Task brief:
Repeat, exactly and completely, the entries shown underneath.

──────── Information given ────────

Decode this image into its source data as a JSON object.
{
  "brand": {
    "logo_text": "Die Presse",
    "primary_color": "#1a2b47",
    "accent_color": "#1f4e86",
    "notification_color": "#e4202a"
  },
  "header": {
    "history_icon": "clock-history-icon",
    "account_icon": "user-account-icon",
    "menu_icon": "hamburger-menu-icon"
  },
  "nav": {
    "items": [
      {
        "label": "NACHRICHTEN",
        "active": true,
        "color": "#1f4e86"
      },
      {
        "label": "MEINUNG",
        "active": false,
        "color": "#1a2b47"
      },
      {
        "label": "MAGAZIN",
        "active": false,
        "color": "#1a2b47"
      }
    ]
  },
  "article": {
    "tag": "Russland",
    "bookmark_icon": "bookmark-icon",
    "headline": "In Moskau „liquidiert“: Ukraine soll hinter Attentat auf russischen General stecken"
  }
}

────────

Exercise response:
Decode this image into its source data as a JSON object.
{
  "brand": {
    "logo_text": "Die Presse",
    "primary_color": "#1a2b47",
    "accent_color": "#1f4e86",
    "notification_color": "#e4202a"
  },
  "header": {
    "history_icon": "clock-history-icon",
    "account_icon": "user-account-icon",
    "menu_icon": "hamburger-menu-icon"
  },
  "nav": {
    "items": [
      {
        "label": "NACHRICHTEN",
        "active": true,
        "color": "#1f4e86"
      },
      {
        "label": "MEINUNG",
        "active": false,
        "color": "#1a2b47"
      },
      {
        "label": "MAGAZIN",
        "active": false,
        "color": "#1a2b47"
      }
    ]
  },
  "article": {
    "tag": "Russland",
    "bookmark_icon": "bookmark-icon",
    "headline": "In Moskau „liquidiert“: Ukraine soll hinter Attentat auf russischen General stecken"
  }
}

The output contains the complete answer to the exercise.